In the conversations following my Why Evangelism is the Death of the Church blog, I noticed there seemed to be an underlying difference in what we believe the message of Jesus is about. In the Gospel of Mark, Jesus talks about “proclaiming the message” in several places. In the first chapter of Mark, Jesus elaborates a bit more by proclaiming the kingdom of God has come near, and that we are to “repent and believe the good news (vs. 15).” In Luke and Matthew, Jesus sends people out to proclaim the kingdom of God or the kingdom of heaven. But how we go about proclaiming depends on what we think the kingdom and this good news is all about. If Jesus is talking about heaven, evangelism makes some sense. The manipulation and goal of growing church numbers are still repulsive but sharing the story of Jesus so people might believe the right things and go to heaven makes some sense. But, if Jesus is also talking about something happening in this world then perhaps our focus should be different.
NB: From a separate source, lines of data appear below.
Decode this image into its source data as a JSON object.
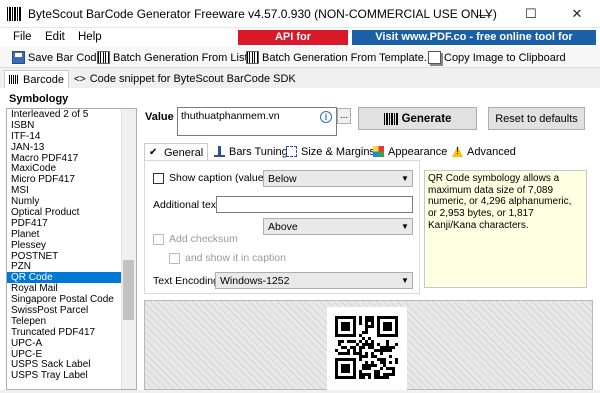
{
  "window": {
    "title": "ByteScout BarCode Generator Freeware v4.57.0.930 (NON-COMMERCIAL USE ONLY)",
    "minimize": "—",
    "maximize": "☐",
    "close": "✕"
  },
  "menu": {
    "file": "File",
    "edit": "Edit",
    "help": "Help",
    "api_badge": "API for programmers",
    "pdf_badge": "Visit www.PDF.co - free online tool for documents"
  },
  "toolbar": {
    "save": "Save Bar Code",
    "batch_list": "Batch Generation From List...",
    "batch_template": "Batch Generation From Template...",
    "copy_image": "Copy Image to Clipboard"
  },
  "tabs": {
    "barcode": "Barcode",
    "snippet": "Code snippet for ByteScout BarCode SDK"
  },
  "symbology": {
    "label": "Symbology",
    "items": [
      "Interleaved 2 of 5",
      "ISBN",
      "ITF-14",
      "JAN-13",
      "Macro PDF417",
      "MaxiCode",
      "Micro PDF417",
      "MSI",
      "Numly",
      "Optical Product",
      "PDF417",
      "Planet",
      "Plessey",
      "POSTNET",
      "PZN",
      "QR Code",
      "Royal Mail",
      "Singapore Postal Code",
      "SwissPost Parcel",
      "Telepen",
      "Truncated PDF417",
      "UPC-A",
      "UPC-E",
      "USPS Sack Label",
      "USPS Tray Label"
    ],
    "selected": "QR Code"
  },
  "value": {
    "label": "Value",
    "text": "thuthuatphanmem.vn",
    "dots": "..."
  },
  "buttons": {
    "generate": "Generate",
    "reset": "Reset to defaults"
  },
  "settings_tabs": {
    "general": "General",
    "bars_tuning": "Bars Tuning",
    "size_margins": "Size & Margins",
    "appearance": "Appearance",
    "advanced": "Advanced"
  },
  "general": {
    "show_caption": "Show caption (value)",
    "caption_position": "Below",
    "additional_text": "Additional text",
    "additional_position": "Above",
    "add_checksum": "Add checksum",
    "show_in_caption": "and show it in caption",
    "text_encoding_label": "Text Encoding:",
    "text_encoding": "Windows-1252"
  },
  "description": "QR Code symbology allows a maximum data size of 7,089 numeric, or 4,296 alphanumeric, or 2,953 bytes, or 1,817 Kanji/Kana characters.",
  "colors": {
    "api_red": "#d9182a",
    "pdf_blue": "#1b5fa8",
    "selection": "#0078d7",
    "tooltip_bg": "#ffffe1"
  }
}
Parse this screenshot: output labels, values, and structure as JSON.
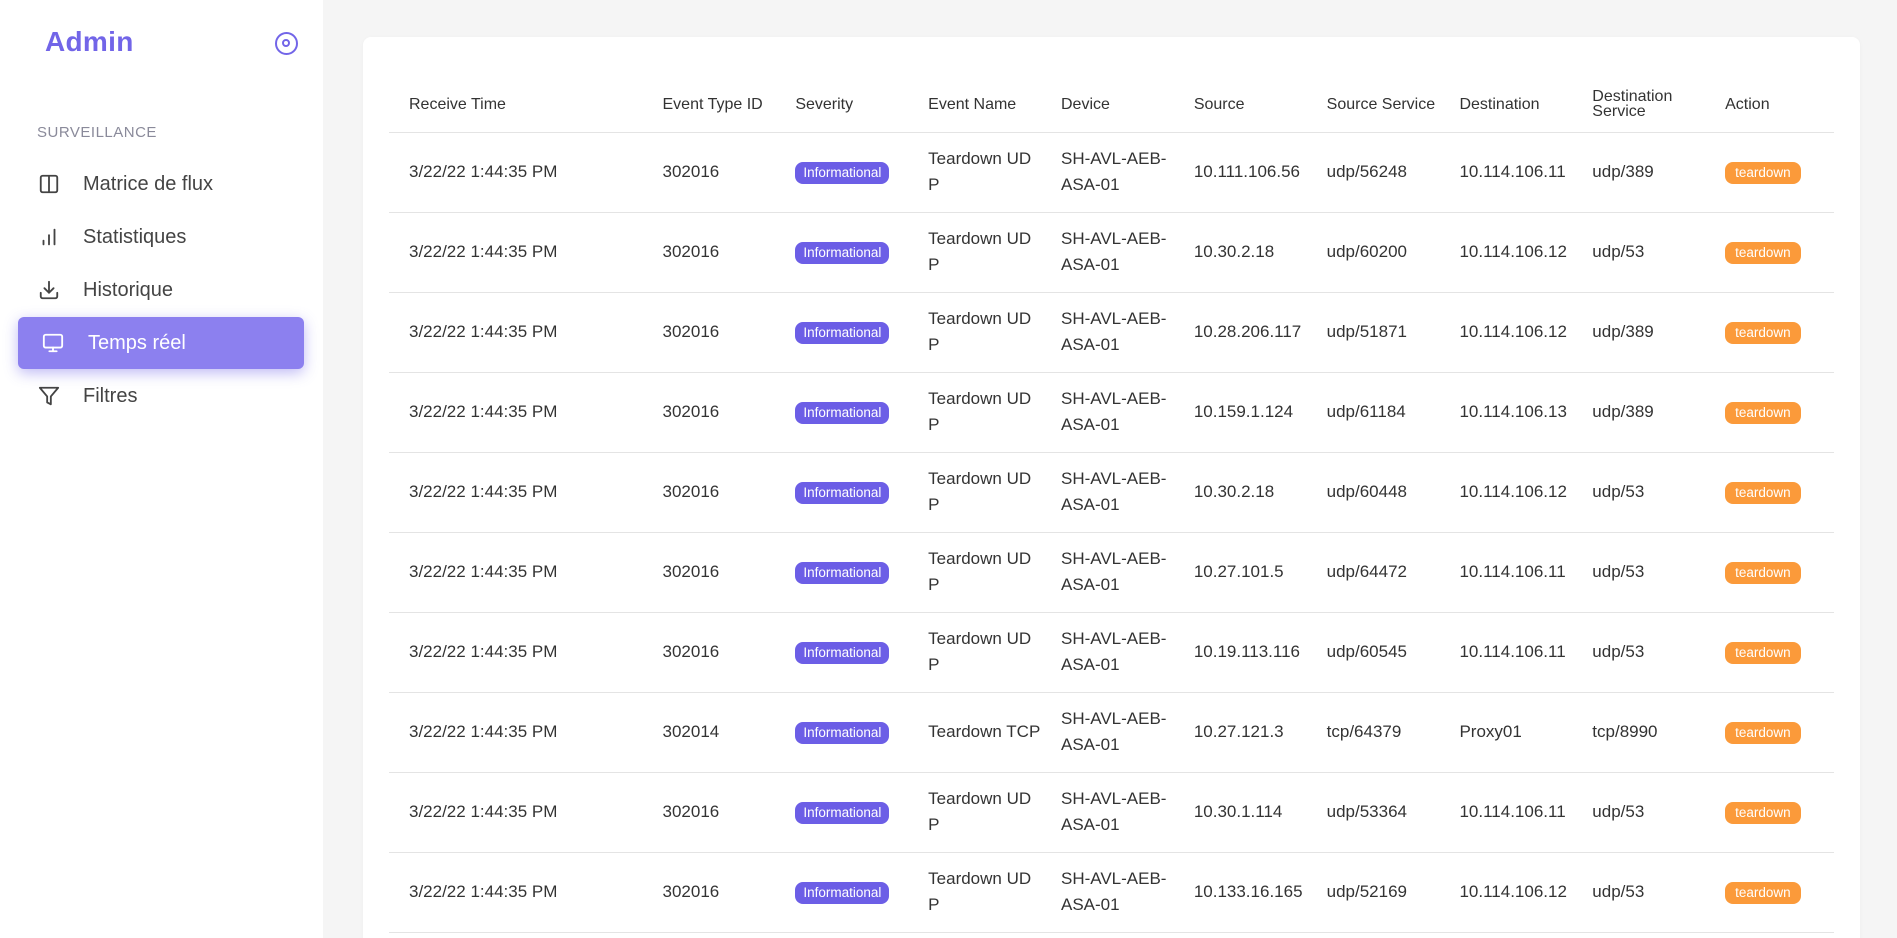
{
  "sidebar": {
    "title": "Admin",
    "section": "SURVEILLANCE",
    "items": [
      {
        "label": "Matrice de flux",
        "icon": "columns-icon"
      },
      {
        "label": "Statistiques",
        "icon": "bar-chart-icon"
      },
      {
        "label": "Historique",
        "icon": "download-icon"
      },
      {
        "label": "Temps réel",
        "icon": "monitor-icon",
        "active": true
      },
      {
        "label": "Filtres",
        "icon": "filter-icon"
      }
    ]
  },
  "table": {
    "columns": [
      "Receive Time",
      "Event Type ID",
      "Severity",
      "Event Name",
      "Device",
      "Source",
      "Source Service",
      "Destination",
      "Destination Service",
      "Action"
    ],
    "rows": [
      [
        "3/22/22 1:44:35 PM",
        "302016",
        "Informational",
        "Teardown UDP",
        "SH-AVL-AEB-ASA-01",
        "10.111.106.56",
        "udp/56248",
        "10.114.106.11",
        "udp/389",
        "teardown"
      ],
      [
        "3/22/22 1:44:35 PM",
        "302016",
        "Informational",
        "Teardown UDP",
        "SH-AVL-AEB-ASA-01",
        "10.30.2.18",
        "udp/60200",
        "10.114.106.12",
        "udp/53",
        "teardown"
      ],
      [
        "3/22/22 1:44:35 PM",
        "302016",
        "Informational",
        "Teardown UDP",
        "SH-AVL-AEB-ASA-01",
        "10.28.206.117",
        "udp/51871",
        "10.114.106.12",
        "udp/389",
        "teardown"
      ],
      [
        "3/22/22 1:44:35 PM",
        "302016",
        "Informational",
        "Teardown UDP",
        "SH-AVL-AEB-ASA-01",
        "10.159.1.124",
        "udp/61184",
        "10.114.106.13",
        "udp/389",
        "teardown"
      ],
      [
        "3/22/22 1:44:35 PM",
        "302016",
        "Informational",
        "Teardown UDP",
        "SH-AVL-AEB-ASA-01",
        "10.30.2.18",
        "udp/60448",
        "10.114.106.12",
        "udp/53",
        "teardown"
      ],
      [
        "3/22/22 1:44:35 PM",
        "302016",
        "Informational",
        "Teardown UDP",
        "SH-AVL-AEB-ASA-01",
        "10.27.101.5",
        "udp/64472",
        "10.114.106.11",
        "udp/53",
        "teardown"
      ],
      [
        "3/22/22 1:44:35 PM",
        "302016",
        "Informational",
        "Teardown UDP",
        "SH-AVL-AEB-ASA-01",
        "10.19.113.116",
        "udp/60545",
        "10.114.106.11",
        "udp/53",
        "teardown"
      ],
      [
        "3/22/22 1:44:35 PM",
        "302014",
        "Informational",
        "Teardown TCP",
        "SH-AVL-AEB-ASA-01",
        "10.27.121.3",
        "tcp/64379",
        "Proxy01",
        "tcp/8990",
        "teardown"
      ],
      [
        "3/22/22 1:44:35 PM",
        "302016",
        "Informational",
        "Teardown UDP",
        "SH-AVL-AEB-ASA-01",
        "10.30.1.114",
        "udp/53364",
        "10.114.106.11",
        "udp/53",
        "teardown"
      ],
      [
        "3/22/22 1:44:35 PM",
        "302016",
        "Informational",
        "Teardown UDP",
        "SH-AVL-AEB-ASA-01",
        "10.133.16.165",
        "udp/52169",
        "10.114.106.12",
        "udp/53",
        "teardown"
      ]
    ]
  },
  "colors": {
    "accent": "#7265e8",
    "severity_badge": "#6c5ee6",
    "action_badge": "#fb9a3a"
  }
}
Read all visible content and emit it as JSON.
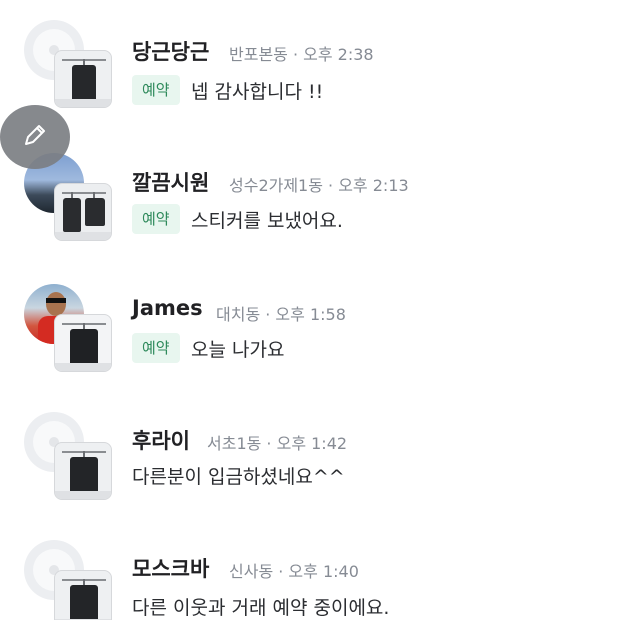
{
  "chats": [
    {
      "name": "당근당근",
      "location": "반포본동",
      "time": "오후 2:38",
      "meta": "반포본동 · 오후 2:38",
      "badge": "예약",
      "message": "넵 감사합니다 !!",
      "avatar_type": "default"
    },
    {
      "name": "깔끔시원",
      "location": "성수2가제1동",
      "time": "오후 2:13",
      "meta": "성수2가제1동 · 오후 2:13",
      "badge": "예약",
      "message": "스티커를 보냈어요.",
      "avatar_type": "photo-landscape"
    },
    {
      "name": "James",
      "location": "대치동",
      "time": "오후 1:58",
      "meta": "대치동 · 오후 1:58",
      "badge": "예약",
      "message": "오늘 나가요",
      "avatar_type": "photo-person"
    },
    {
      "name": "후라이",
      "location": "서초1동",
      "time": "오후 1:42",
      "meta": "서초1동 · 오후 1:42",
      "badge": "",
      "message": "다른분이 입금하셨네요^^",
      "avatar_type": "default"
    },
    {
      "name": "모스크바",
      "location": "신사동",
      "time": "오후 1:40",
      "meta": "신사동 · 오후 1:40",
      "badge": "",
      "message": "다른 이웃과 거래 예약 중이에요.",
      "avatar_type": "default"
    }
  ],
  "floating_button": {
    "icon": "pencil-icon"
  },
  "colors": {
    "badge_bg": "#e8f6ef",
    "badge_text": "#2e8a5b",
    "meta_text": "#868b94",
    "name_text": "#212124"
  }
}
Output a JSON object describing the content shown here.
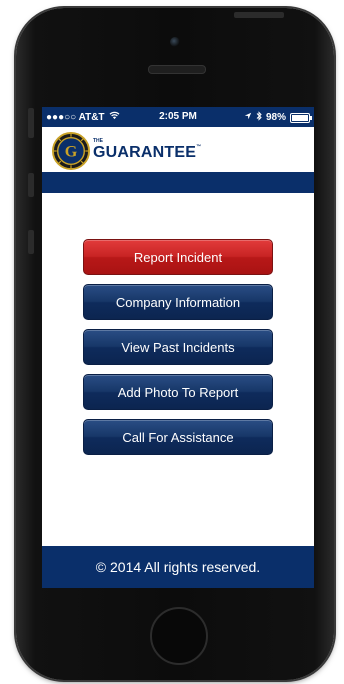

There are many who believe “the kingdom of God” is, at least in part, about the here and now. In seminary, I remember professors talking about the kingdom of heaven being “already and not yet.” From N.T. Wright to Brian McLaren, there are many biblical scholars and preachers who understand the kingdom of heaven to be about living according to God’s reign in this world. Some would take this even further, Robin Meyers among others, thinking Jesus talked about the kingdom of God in direct contrast to the kingdom of Rome. Whether one leans more toward Robin Meyer’s take on it or toward N.T. Wright’s more conservative stance, still underneath is an understanding the kingdom of God is about much more than heaven someday after we die.
So, if the kingdom of God is about a new way of living in the here and now, if Jesus proclaims in word and in deed the love of God and the ways of God which turn the ways of the world upside down, if our faith has some relevance for this world and not only the next then this is good news worth proclaiming by living it.
Perhaps there was a time when we could have used words. If so we squandered it by using words of judgment, right belief, threats and even violence. We squandered it by using little besides words and tagging our actions as if they weren’t worth doing unless we could gain publicity for the church. Over the history of the church and into the present our words have caused pain. Healing is needed. So, enough with words. Fortunately God’s grace is bigger than our words could ever be. God's kingdom is proclaimed when we feed the hungry and clothe the naked, when we work for justice for all people without resorting to the violent ways of this world, when we treat those rejected by society as valuable and worthy of love, when we serve instead of grasp for power, and so on.
With appropriate humility and bearing in mind the wounds the church has inflicted over the years, sharing the story of Jesus is good. But living the story of Jesus ...that is powerful and amazing good news.
by Sheri Ellwood